Layering fashion with technology

The idea and impetus for this innovation comes amid surging interest in wearable tech in fashion around the globe, and more money (8 percent of the total European Union healthcare budget) spent on the issue of teenage obesity, according to the European Commision for Public Health. The fashion world is emerging as a catalyst in advancing technology.

Custom-tailored outfits made from 3D printers are now reality. Fashion shows have become technology events with holographic projections, live broadcasts from bloggers and retailers, and real-time purchasing power for those in attendance. Augmented reality has made it possible to try on virtual outfits with ease.

“Fashion is becoming increasingly important in wearables – it’s got to be comfortable, functional and yet fashionable,” Yiannis said.

Testing the runway

Engineering and designing the solution was one thing. Making it suitable for real-world use was another process that involved a series of focus groups and multiple rounds of prototypes. The team then conducted the pilot study that used the smart shirt and an app to track all facets of the users’ health while participating in regular activity and sports. The sensors in the shirt are adhered with strong glue, and the shirt can undergo as many as 150 washings – just like a normal T-shirt – without issue.

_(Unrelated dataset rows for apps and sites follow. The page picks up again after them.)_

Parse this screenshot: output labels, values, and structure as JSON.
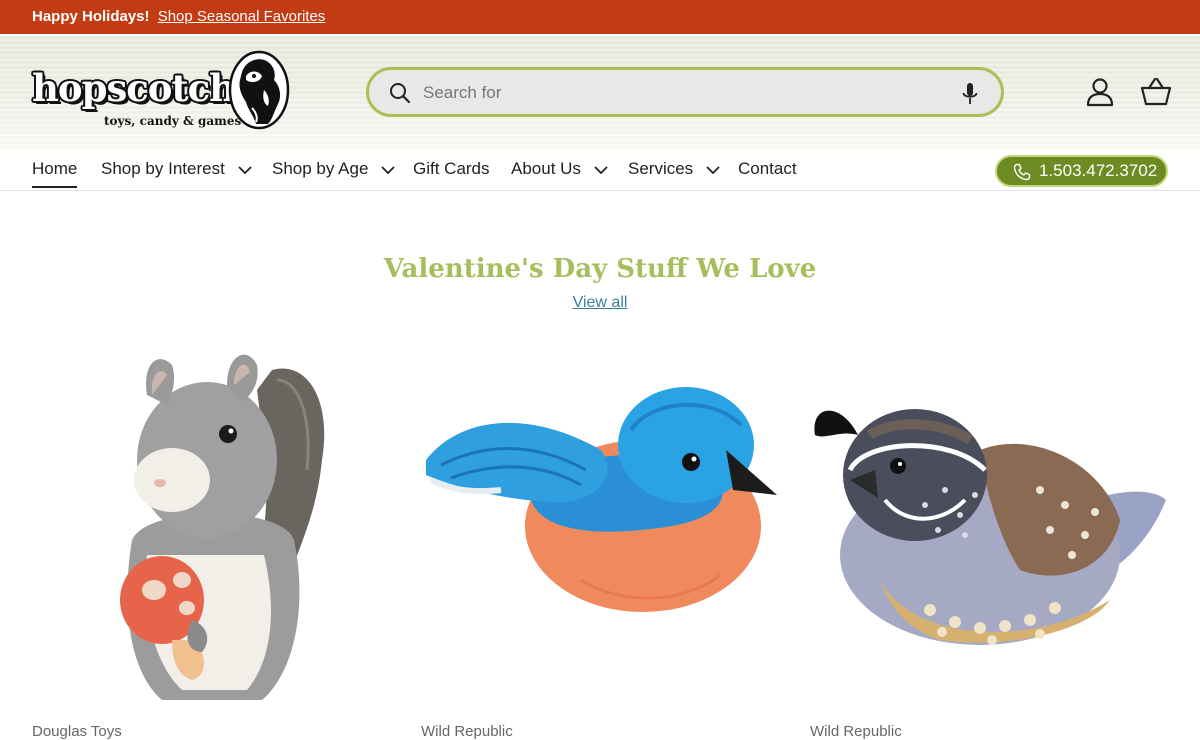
{
  "announcement": {
    "bold": "Happy Holidays!",
    "link": "Shop Seasonal Favorites"
  },
  "logo": {
    "wordmark": "hopscotch",
    "tagline": "toys, candy & games"
  },
  "search": {
    "placeholder": "Search for",
    "icon": "search-icon",
    "mic_icon": "microphone-icon"
  },
  "header_icons": [
    "account-icon",
    "cart-icon"
  ],
  "nav": {
    "items": [
      {
        "label": "Home",
        "active": true,
        "dropdown": false
      },
      {
        "label": "Shop by Interest",
        "dropdown": true
      },
      {
        "label": "Shop by Age",
        "dropdown": true
      },
      {
        "label": "Gift Cards",
        "dropdown": false
      },
      {
        "label": "About Us",
        "dropdown": true
      },
      {
        "label": "Services",
        "dropdown": true
      },
      {
        "label": "Contact",
        "dropdown": false
      }
    ],
    "phone": "1.503.472.3702"
  },
  "section": {
    "title": "Valentine's Day Stuff We Love",
    "view_all": "View all"
  },
  "products": [
    {
      "vendor": "Douglas Toys",
      "image": "plush-squirrel-with-mushroom"
    },
    {
      "vendor": "Wild Republic",
      "image": "plush-bluebird"
    },
    {
      "vendor": "Wild Republic",
      "image": "plush-quail"
    }
  ],
  "colors": {
    "announcement_bg": "#c23b13",
    "accent_green": "#a6be5c",
    "phone_bg": "#6d8b23",
    "link_blue": "#3b7f9a"
  }
}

Ulrike participates in a karate competition.
The PEGASO system is more than a shirt or smart clothes. It is a complete system that also helps keep track of which food is eaten. Ulrike’s mother, Maria Renata Guarneri, also noticed many positive attributes of the solution for her daughter. “The system didn’t encourage dieting excessively, but rather understanding what a balanced diet was, compared to energy expenditure,” Maria said. “It wasn’t about encouraging obsession with weight or intense exercise.  It was all about balance.”

The system receives all the inputs, considers them and proposes changes. For the first week, it simply analyzed behavior. Ulrike said she liked the food diary feature the most. “It helped me notice that even though I was trying to eat in a balanced way, I would sometimes forget to consume enough water,” she said.

New applications

Back in Milan, Giuseppe and Paolo are now developing new applications for the technology. A swimsuit with embedded technology will measure heartbeat and stroke pace. The team used the SimpleLink™ Bluetooth® low energy CC2640R2F wireless MCU LaunchPad™ development kit along with Tiny Wireless Receiver for Low Power Wearable Applications Reference Design.

“We are centering the Swimfit technology on the MSP430 MCU because it worked well in the PEGASO smart-shirt system,” Paolo said. “The accompanying development board and reference design helped springboard our efforts by reducing time needed to design.”

Yiannis said care must be taken when monitoring activity in teens. “It’s all  about making healthy choices and maintaining an active lifestyle, not focusing on looks. We hope advancing this technology and exploring its possibilities will lead to a healthier future for our youth.”